* Assignment *
When the string "Optimization" is part of a line below, that line should be copied.

========================================

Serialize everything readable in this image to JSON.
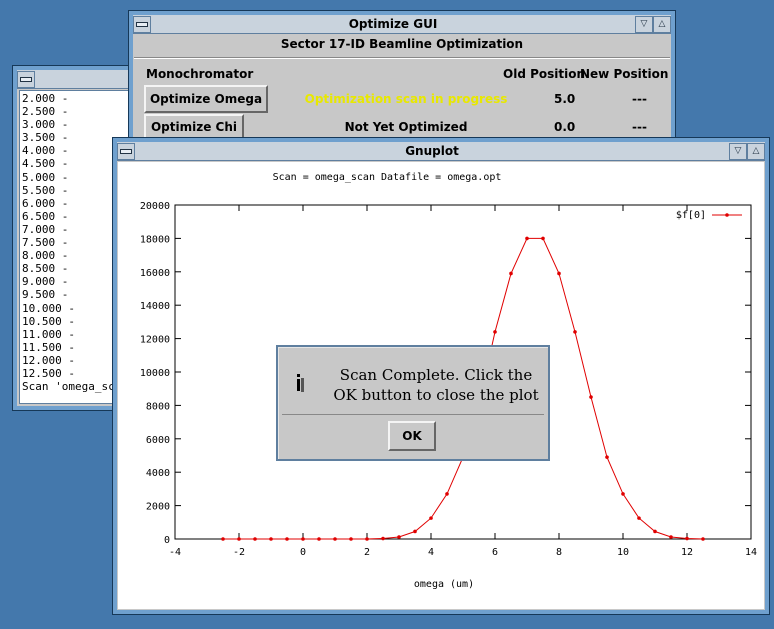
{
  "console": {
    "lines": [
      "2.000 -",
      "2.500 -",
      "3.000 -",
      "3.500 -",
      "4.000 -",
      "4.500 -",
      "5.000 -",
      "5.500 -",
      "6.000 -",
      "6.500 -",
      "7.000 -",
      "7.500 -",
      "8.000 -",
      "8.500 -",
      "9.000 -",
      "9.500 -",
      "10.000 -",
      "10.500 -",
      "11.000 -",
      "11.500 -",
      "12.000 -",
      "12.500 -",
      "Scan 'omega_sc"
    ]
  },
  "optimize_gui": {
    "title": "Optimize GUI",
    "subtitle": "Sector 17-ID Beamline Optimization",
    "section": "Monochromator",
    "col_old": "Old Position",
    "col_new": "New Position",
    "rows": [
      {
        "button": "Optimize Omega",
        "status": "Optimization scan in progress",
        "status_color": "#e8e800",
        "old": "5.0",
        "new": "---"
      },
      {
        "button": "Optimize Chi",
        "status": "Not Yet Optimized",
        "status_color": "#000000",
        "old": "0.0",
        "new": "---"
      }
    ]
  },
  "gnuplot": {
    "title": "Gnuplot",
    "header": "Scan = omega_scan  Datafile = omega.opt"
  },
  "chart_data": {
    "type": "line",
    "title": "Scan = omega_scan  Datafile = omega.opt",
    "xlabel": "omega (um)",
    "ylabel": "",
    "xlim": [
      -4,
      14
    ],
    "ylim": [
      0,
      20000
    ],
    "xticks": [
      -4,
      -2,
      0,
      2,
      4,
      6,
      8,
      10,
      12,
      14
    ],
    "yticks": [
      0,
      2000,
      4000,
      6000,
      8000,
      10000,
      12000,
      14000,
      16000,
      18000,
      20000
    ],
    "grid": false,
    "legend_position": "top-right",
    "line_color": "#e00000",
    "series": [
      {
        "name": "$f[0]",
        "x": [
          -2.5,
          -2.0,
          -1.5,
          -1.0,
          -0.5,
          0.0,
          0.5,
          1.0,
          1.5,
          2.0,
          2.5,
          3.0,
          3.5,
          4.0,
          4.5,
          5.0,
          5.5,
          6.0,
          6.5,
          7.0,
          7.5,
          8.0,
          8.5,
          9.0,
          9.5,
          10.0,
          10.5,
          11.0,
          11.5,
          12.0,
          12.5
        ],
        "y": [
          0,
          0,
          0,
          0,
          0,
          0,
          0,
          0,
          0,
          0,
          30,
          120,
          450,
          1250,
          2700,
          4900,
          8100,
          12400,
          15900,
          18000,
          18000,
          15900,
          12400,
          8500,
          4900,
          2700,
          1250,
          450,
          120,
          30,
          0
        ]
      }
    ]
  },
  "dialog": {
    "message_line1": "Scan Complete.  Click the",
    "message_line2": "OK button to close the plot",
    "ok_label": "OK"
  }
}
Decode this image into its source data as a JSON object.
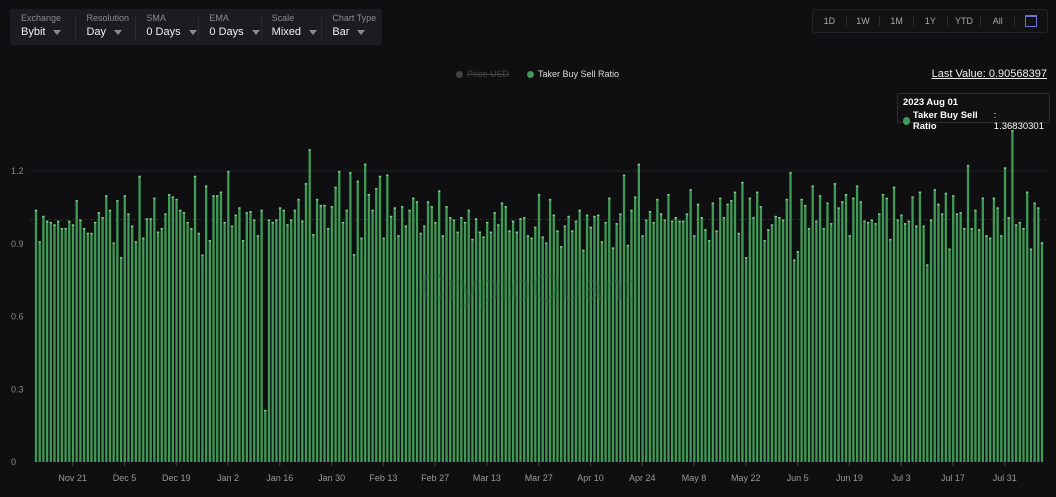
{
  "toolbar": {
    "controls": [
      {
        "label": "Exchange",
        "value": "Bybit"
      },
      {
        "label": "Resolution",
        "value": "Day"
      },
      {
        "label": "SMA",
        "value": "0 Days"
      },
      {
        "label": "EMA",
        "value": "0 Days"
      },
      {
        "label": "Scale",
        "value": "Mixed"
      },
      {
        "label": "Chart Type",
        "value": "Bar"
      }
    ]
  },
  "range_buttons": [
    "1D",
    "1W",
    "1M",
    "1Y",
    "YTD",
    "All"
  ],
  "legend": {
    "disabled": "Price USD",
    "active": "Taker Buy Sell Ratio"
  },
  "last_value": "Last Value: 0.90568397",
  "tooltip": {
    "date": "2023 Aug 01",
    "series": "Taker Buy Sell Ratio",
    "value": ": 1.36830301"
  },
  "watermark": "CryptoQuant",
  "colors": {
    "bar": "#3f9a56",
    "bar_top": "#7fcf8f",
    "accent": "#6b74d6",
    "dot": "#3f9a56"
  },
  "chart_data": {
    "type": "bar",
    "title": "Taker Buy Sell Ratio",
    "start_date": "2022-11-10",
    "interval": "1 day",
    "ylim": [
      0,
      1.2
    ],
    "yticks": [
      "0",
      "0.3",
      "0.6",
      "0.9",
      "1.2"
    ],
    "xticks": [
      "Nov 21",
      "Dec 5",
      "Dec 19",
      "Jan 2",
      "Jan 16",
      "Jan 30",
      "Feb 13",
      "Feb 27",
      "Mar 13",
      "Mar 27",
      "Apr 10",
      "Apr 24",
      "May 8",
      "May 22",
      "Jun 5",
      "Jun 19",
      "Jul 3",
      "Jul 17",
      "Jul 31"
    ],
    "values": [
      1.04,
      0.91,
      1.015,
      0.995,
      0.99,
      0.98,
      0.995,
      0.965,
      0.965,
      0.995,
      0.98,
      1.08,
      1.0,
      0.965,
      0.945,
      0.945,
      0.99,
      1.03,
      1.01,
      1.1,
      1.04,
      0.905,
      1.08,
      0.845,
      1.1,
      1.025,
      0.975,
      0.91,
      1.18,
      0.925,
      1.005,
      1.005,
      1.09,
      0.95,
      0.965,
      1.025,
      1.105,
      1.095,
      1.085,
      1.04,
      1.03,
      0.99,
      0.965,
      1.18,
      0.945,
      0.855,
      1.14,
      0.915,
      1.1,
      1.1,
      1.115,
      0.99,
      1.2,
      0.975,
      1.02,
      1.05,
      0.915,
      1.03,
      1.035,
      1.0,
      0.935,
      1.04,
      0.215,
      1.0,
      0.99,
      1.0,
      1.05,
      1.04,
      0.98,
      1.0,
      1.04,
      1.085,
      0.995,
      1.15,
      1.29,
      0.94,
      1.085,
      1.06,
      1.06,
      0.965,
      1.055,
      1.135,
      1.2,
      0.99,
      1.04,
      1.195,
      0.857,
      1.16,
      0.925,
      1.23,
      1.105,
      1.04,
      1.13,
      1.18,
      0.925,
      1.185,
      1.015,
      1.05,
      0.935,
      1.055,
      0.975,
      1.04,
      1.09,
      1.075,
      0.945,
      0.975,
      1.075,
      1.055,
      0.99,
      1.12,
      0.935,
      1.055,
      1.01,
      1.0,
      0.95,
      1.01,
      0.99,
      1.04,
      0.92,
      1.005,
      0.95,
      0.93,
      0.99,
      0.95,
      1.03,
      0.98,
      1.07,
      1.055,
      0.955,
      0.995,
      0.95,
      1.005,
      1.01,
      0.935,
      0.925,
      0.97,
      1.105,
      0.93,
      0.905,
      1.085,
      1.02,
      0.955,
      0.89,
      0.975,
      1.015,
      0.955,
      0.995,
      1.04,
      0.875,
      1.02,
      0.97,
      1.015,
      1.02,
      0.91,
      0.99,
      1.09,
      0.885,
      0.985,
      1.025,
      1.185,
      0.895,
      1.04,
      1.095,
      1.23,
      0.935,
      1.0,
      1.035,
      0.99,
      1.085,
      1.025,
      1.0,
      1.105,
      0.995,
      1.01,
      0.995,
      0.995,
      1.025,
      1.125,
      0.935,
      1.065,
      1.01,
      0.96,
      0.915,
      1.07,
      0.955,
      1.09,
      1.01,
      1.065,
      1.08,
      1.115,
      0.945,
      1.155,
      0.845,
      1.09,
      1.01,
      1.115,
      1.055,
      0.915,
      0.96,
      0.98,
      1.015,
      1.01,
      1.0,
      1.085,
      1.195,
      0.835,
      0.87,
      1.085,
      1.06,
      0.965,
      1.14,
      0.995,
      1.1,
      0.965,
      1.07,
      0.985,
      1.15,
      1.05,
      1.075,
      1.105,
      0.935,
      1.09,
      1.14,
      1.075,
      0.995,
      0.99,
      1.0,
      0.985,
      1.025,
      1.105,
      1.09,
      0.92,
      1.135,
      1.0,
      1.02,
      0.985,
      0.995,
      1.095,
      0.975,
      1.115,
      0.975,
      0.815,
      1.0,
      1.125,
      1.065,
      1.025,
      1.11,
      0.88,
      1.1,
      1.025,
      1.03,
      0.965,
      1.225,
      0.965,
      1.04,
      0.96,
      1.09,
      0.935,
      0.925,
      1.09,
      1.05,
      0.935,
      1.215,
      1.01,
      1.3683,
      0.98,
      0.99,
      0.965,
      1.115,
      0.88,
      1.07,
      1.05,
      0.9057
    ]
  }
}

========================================

* Solution to this exercise *
    "subtitle": "Sector 17-ID Beamline Optimization",
        "status": "Optimization scan in progress",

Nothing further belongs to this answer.